Rumors and Replacements: What You Need to Know About Failing iPhone Batteries
Apple announced last week additional steps the company will take to address slowing iPhones and failing batteries as they continue to deal with a Justice Department probe into claims they deliberately slowed older devices to get customers to upgrade.
The company said it's considering reimbursing iPhone users who previously paid $79.99 for genuine-Apple replacement batteries $50 after Apple slashed the price to $29.99. Since the price drop last month, the supply of replacement batteries hasn't kept up with the steady demand of customers hoping to get a few more years out of their old phone instead of upgrading.
Dan Deering, manager of MacEdge in Portsmouth, was a guest on 98.1 WTSN's "The Noon News Hour" on Thursday afternoon and dispelled many of the accusations against Apple.
"There's a lot of misinformation out there about what the issue actually is," he said. "In theory, Apple slowing down older iPhone's has been proven false by many studies."
Deering said Apple claims each iPhone can withstand 1,000 charge cycles, of about 2½ years, before the battery begins to show signs of failing. When iPhone 6s users began complaining their phones would shut off while using certain applications, even with a 50 percent charge, Apple's explanation caused many to question whether the company was purposely slowing older phones so customers would be left with no other option than to upgrade.
Deering said the problem was some apps require more battery power than others so those apps would crash. Apple's fix was to change some programming that would allow these apps to still work, albeit at a slower speed.
"There was an iOS update that recognized this problem and split the processing power over several clock cycles, but it slowed the phone. It was a brilliant idea and prevented the phone from turning off while allowing it to do what you needed to, but the problem was Apple didn't tell anyone they did this."
With the shortage of Apple replacement batteries on the market, some customers may be tempted to purchase cheaper, generic batteries over the internet. Deering said this could be dangerous and may void your iPhone warranty if it sustains damage.
"You can buy generic batteries, but there are a lot of safety issues with them," he said, pointing to those that are coming from outside the U.S. "You have no idea how the battery will perform, and you don't know if it's safe because it hasn't been tested here in the US."

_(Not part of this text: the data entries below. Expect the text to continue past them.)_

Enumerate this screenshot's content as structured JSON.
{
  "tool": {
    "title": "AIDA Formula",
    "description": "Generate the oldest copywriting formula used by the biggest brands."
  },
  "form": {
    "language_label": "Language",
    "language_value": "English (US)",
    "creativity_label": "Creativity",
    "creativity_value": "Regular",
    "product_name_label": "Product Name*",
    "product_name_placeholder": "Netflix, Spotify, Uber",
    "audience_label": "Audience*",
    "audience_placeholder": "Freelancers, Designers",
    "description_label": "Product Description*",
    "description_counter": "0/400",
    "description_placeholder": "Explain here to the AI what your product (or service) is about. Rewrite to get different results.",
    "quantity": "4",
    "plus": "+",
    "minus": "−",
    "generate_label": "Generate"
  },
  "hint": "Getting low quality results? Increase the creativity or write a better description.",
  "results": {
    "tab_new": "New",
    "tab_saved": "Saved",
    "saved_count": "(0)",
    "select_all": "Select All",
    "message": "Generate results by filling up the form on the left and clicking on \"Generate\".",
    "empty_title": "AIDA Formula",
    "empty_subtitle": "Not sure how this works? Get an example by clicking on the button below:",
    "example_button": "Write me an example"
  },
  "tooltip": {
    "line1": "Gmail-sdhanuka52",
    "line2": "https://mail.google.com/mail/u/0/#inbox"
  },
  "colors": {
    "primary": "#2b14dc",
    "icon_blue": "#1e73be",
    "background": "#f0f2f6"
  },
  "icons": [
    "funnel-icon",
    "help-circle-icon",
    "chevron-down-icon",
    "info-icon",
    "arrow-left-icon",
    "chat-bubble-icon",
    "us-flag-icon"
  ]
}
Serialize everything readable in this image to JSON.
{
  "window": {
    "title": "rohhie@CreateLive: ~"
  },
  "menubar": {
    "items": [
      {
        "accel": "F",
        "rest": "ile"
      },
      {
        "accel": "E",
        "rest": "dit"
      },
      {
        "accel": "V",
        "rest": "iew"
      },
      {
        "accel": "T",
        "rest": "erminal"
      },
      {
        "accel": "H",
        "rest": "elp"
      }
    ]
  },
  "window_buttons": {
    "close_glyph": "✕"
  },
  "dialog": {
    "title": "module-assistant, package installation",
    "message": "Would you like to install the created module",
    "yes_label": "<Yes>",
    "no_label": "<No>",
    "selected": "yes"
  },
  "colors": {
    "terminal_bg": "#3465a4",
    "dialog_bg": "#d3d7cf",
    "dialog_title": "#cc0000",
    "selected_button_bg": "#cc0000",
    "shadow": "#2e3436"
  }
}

MacEdge, on Lafayette Road in Portsmouth, is taking appointments for battery replacement through their website. You can listen to the full interview below.
Dave Andreesen anchors "The Noon News Hour" weekdays at 12 p.m. on News Talk 98.1 WTSN.